Before taking the full campus excursion, see some RIT people who appear in Talker.
A few years, for 70 years ago today when Jackie Robinson broke the color line at Red Wings Stadium, I needed a hard copy of a 2007 essay I had written on Robinson for About Time Magazine. Of all the local libraries, only Wallace held bound copies of the magazine (that is now only digital).Professor of Philosophy Timothy Engström took the photo outside Liberal Arts Hall. Tim explained that faculty were asked only to visit campus when necessary. I hadn’t seen Tim in many years. I learned he still rides his vintage roadster to school. He did so today, with the top down. Alas, the barber who cuts my hair and trims or shaves off my beard has shuttered his doors. On Tuesday, Democrat and Chronicle columnist Jim Memmott, “Sheltered in place, hair-cutting issues hit home: try DIY or let nature run wild?”, offers some advice on do it yourself haircuts. I’ve chosen the latter: Let Nature Run Wild.

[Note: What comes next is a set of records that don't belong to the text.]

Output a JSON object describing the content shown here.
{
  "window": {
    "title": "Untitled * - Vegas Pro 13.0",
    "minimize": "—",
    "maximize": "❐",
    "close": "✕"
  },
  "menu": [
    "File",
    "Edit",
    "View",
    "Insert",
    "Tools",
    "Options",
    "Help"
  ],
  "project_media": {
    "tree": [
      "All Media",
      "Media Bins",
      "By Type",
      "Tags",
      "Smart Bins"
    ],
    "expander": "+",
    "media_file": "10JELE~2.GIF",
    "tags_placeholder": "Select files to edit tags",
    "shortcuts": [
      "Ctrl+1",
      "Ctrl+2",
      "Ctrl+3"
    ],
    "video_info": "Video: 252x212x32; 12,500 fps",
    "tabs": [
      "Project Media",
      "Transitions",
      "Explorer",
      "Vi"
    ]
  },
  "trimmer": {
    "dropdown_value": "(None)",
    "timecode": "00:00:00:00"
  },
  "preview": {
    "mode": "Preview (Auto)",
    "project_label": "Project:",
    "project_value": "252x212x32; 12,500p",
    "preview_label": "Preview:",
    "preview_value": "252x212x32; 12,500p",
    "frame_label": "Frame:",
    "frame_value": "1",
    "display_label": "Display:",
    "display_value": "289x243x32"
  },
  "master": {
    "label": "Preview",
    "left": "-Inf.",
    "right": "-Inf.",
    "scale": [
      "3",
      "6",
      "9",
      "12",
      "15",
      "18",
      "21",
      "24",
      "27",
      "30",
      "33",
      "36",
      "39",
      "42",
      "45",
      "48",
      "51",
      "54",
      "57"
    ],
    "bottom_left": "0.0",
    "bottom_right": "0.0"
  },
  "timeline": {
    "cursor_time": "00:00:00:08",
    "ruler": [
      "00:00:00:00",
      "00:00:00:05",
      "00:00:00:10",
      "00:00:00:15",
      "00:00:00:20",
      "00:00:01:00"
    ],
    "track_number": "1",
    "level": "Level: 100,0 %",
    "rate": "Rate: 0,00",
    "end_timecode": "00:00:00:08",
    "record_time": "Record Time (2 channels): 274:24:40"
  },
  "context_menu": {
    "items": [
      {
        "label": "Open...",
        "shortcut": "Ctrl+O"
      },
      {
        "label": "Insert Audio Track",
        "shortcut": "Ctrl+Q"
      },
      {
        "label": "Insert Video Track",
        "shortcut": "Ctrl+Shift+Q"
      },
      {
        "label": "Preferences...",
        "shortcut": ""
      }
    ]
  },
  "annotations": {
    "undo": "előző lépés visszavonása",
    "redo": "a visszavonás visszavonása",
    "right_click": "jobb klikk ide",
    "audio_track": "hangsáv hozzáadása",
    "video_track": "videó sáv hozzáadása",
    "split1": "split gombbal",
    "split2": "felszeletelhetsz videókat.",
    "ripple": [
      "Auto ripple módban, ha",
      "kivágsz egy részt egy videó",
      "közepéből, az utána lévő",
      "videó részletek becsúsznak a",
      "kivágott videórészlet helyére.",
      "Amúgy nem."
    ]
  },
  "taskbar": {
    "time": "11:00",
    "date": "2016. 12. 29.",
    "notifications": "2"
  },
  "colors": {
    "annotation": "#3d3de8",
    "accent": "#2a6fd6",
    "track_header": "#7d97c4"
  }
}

These groundskeepers estimate between 100 – 200 mostly international students are still on campus. That Monday afternoon, I was the 5th or 6th person like myself they had seen just walking around campus. Given the circumstances, they said they were happy to still have jobs.
As with McQuaid Jesuit High School, Nazareth College and the University of Rochester, an eerie silence pervaded the campus. As with the other schools, the experience was again somewhat surreal. The afternoon felt very much like a sleepy summer sunday when many are on vacation: the libraries and eateries closed; people taking it easy. Yet, in the virtual cloud around me was a whirl of intellectual activity like any day during a hectic semester. Only I could only imagine, not see, the hum.